━━ Material for this task

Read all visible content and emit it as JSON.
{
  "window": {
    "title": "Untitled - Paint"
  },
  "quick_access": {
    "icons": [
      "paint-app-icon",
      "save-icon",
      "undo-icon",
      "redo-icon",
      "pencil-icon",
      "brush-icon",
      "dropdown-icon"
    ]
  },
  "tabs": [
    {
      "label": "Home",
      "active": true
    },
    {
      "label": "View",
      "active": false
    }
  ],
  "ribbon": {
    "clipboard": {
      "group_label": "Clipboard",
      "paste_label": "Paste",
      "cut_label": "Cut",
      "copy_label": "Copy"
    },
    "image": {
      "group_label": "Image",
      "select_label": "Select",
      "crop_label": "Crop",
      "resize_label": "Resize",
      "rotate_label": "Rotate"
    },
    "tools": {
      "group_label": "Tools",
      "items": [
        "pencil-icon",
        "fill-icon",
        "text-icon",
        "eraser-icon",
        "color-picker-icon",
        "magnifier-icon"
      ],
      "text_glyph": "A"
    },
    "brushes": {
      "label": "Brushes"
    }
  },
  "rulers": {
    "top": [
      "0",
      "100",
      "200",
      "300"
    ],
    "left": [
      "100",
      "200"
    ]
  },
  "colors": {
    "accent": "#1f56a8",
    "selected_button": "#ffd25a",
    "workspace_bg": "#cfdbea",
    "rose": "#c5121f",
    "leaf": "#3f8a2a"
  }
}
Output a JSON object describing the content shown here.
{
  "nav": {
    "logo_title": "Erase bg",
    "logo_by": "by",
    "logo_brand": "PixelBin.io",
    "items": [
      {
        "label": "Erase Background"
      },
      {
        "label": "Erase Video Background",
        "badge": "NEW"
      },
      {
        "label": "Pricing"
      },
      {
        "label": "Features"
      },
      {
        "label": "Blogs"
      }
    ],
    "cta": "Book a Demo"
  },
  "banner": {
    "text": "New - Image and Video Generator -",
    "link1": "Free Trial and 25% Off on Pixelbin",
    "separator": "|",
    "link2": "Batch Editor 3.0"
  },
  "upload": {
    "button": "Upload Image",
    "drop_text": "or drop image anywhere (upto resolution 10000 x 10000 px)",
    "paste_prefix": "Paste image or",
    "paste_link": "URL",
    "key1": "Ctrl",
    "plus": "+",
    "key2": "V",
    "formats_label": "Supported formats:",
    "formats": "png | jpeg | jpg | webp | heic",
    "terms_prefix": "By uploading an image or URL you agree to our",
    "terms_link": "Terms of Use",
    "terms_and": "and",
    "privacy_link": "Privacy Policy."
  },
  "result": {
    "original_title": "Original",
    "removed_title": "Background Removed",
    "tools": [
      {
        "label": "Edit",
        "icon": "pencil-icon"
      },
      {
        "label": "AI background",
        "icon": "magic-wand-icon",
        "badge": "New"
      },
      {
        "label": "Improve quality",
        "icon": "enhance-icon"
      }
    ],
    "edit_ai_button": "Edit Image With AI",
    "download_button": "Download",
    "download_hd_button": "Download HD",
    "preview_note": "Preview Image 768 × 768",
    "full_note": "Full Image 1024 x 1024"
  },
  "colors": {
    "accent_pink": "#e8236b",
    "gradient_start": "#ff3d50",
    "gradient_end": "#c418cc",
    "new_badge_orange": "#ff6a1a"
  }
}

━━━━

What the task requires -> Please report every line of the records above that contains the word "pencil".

Problem solution ->
      "pencil-icon",
        "pencil-icon",
        "icon": "pencil-icon"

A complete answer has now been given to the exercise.